Monday, September 05, 2011

Are we all a twitter about nothing, or should we be worrying?

The most remarkable thing to be learnt from the Mexican Twitter panic (presently attracting comparisons with the Orson Welles War of the Worlds broadcast) is the apparent readiness of Twitter users to believe what they were reading. Prevailing wisdom is that most people should have a sufficiently well attuned bullshit filter that they would attempt some form of verification before leaping into their cars and causing mayhem, but it seems that’s simply not the case.

To briefly summarise what happened, a school teacher (Gilberto Martinez Vera) and a radio presenter (Maria de Jesus Bravo Pagola) stand accused of spreading false reports that gunmen were attacking schools in Veracruz. Gerardo Buganza, the interior secretary for Veracruz state, likened the trouble caused to Welles’s 1938 broadcast. Not quite, but apparently cars were crashed in the mad stampede by parents to reach the schools.

This is quite disturbing. Much the same thing did happen in 1938, when people heard only a few minutes of the show, but then rushed off to tell friends, neighbours and outright strangers that the end of the world was coming. Of course in 1938 there were fewer means of double checking a news report, though even then you could have twiddled the dials to check if other stations were also in apocalyptic mode. You would think perhaps that in this day and age, people would have so many additional conduits of information that it would become apparent very quickly that they were subject to a joke, but it looks like you just have to hit the right buttons with people and common sense doesn’t so much as go out the window, as dive headlong from the 30th floor.

Clearly intimating that your children are in imminent danger is a particularly cruel and effective way of doing this, but it seems to me that we need to be thinking of some way of applying the breaks to dangerous twitter trends. I don’t actually like to suggest this, as with anything like this, those breaks can just as easily be applied to information unfavourable to governments and organisations. There’s a valid argument that any attempt at censorship is to be frowned upon, and better to have a few Orson Welles moments than risk the freedoms of the internet, but perhaps we can find some way to crowd source the censorship, self censorship if you like that would naturally resist attempts by governments and vested interests from halting the spread of unwelcome news.
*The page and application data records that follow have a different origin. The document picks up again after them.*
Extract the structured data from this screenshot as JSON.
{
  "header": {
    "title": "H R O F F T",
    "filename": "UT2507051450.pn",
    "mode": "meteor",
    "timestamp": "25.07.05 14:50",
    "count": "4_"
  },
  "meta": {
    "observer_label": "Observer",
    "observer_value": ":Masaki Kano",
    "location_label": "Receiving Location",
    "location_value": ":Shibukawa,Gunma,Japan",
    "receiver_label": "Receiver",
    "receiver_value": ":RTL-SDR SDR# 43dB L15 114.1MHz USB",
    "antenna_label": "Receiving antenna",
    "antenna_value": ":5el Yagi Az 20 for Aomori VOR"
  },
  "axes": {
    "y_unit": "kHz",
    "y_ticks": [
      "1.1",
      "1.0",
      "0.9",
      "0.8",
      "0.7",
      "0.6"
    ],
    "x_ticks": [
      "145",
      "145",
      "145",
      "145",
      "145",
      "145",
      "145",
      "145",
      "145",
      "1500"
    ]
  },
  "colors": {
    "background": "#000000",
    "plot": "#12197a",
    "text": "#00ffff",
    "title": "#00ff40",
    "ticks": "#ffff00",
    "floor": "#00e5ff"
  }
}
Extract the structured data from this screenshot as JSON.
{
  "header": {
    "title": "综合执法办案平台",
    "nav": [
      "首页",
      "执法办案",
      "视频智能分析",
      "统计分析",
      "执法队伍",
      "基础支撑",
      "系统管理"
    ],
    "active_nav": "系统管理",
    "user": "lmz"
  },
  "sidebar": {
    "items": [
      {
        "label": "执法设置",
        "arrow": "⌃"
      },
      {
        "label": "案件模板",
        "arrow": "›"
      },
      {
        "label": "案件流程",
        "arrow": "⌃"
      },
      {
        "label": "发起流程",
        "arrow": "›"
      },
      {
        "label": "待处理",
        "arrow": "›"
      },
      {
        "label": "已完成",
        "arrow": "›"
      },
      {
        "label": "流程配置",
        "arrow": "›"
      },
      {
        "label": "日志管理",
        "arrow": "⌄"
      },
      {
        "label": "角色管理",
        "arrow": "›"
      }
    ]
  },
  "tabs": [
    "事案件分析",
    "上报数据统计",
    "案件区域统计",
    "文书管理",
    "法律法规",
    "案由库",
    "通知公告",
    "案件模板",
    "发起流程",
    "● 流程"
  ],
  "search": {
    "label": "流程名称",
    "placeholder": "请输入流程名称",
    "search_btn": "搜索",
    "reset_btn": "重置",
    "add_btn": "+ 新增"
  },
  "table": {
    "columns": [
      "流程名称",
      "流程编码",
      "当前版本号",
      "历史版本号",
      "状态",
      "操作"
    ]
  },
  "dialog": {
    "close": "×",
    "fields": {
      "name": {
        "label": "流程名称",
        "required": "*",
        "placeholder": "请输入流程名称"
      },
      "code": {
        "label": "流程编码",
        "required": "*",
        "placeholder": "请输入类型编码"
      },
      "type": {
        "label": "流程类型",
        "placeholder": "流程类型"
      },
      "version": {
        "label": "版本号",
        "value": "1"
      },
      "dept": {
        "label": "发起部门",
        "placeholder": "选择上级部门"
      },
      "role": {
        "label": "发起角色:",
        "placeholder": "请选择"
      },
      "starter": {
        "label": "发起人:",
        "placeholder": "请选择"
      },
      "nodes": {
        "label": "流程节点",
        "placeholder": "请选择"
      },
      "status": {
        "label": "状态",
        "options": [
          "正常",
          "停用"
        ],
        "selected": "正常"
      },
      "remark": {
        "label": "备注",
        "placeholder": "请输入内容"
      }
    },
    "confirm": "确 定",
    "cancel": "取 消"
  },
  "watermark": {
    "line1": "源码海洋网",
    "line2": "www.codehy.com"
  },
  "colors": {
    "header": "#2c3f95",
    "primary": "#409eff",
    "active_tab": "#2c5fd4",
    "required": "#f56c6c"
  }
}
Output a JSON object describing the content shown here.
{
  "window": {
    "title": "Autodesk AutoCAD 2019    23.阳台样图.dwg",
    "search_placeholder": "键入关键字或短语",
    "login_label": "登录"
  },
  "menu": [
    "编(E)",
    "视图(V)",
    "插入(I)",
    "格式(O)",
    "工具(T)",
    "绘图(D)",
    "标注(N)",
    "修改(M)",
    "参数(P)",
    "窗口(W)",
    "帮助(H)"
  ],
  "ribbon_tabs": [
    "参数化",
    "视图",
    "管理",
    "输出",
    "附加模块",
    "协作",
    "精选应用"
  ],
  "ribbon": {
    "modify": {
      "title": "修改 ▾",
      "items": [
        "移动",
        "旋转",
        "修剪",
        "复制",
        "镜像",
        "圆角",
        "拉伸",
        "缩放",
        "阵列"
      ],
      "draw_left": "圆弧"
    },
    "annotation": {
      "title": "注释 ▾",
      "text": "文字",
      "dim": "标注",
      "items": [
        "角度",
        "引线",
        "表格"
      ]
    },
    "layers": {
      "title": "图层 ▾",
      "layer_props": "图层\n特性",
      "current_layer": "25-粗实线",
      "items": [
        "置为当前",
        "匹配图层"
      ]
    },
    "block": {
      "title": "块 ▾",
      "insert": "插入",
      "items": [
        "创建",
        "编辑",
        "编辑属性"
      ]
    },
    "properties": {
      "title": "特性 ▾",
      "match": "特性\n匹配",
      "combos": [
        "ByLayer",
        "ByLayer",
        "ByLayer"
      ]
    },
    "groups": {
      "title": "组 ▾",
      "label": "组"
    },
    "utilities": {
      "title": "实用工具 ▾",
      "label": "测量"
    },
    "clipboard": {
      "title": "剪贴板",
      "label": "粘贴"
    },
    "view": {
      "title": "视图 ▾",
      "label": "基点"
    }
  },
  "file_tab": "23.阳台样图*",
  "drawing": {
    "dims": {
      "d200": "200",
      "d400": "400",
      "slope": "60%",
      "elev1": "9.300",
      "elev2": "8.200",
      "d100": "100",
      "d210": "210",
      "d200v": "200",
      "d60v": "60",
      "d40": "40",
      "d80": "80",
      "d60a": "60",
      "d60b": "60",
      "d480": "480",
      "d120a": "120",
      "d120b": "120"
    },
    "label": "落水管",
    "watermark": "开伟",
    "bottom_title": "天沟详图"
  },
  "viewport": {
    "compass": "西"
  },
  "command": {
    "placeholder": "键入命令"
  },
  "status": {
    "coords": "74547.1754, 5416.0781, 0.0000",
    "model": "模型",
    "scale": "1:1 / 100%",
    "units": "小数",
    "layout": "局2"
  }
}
How about hash tags #true and #false? Twitter could monitor these in conjunction with trending topics, and if a topic begins to trend, Twitter could provide statistics showing how many people believed it true and how many false. My assumption is that enough people would be sufficiently detached from events to be able to go off and do independent research and retweet with the #true or #false tags, hence tipping the balance in favour of sanity and thus helping to take the edge off dangerously out of control trends. Equally of course, if it appears the event is being reported accurately, people could react as matters dictate. My worry is that some idiot will do something like start a Tsunami warning which will go viral, and then god knows how many people will be hurt or worse in the panic. What do you think, is there a way of controlling this, or am I all in a twitter?

Of course, it could be the story from Mexico is #false, in which case there'll be egg on my face.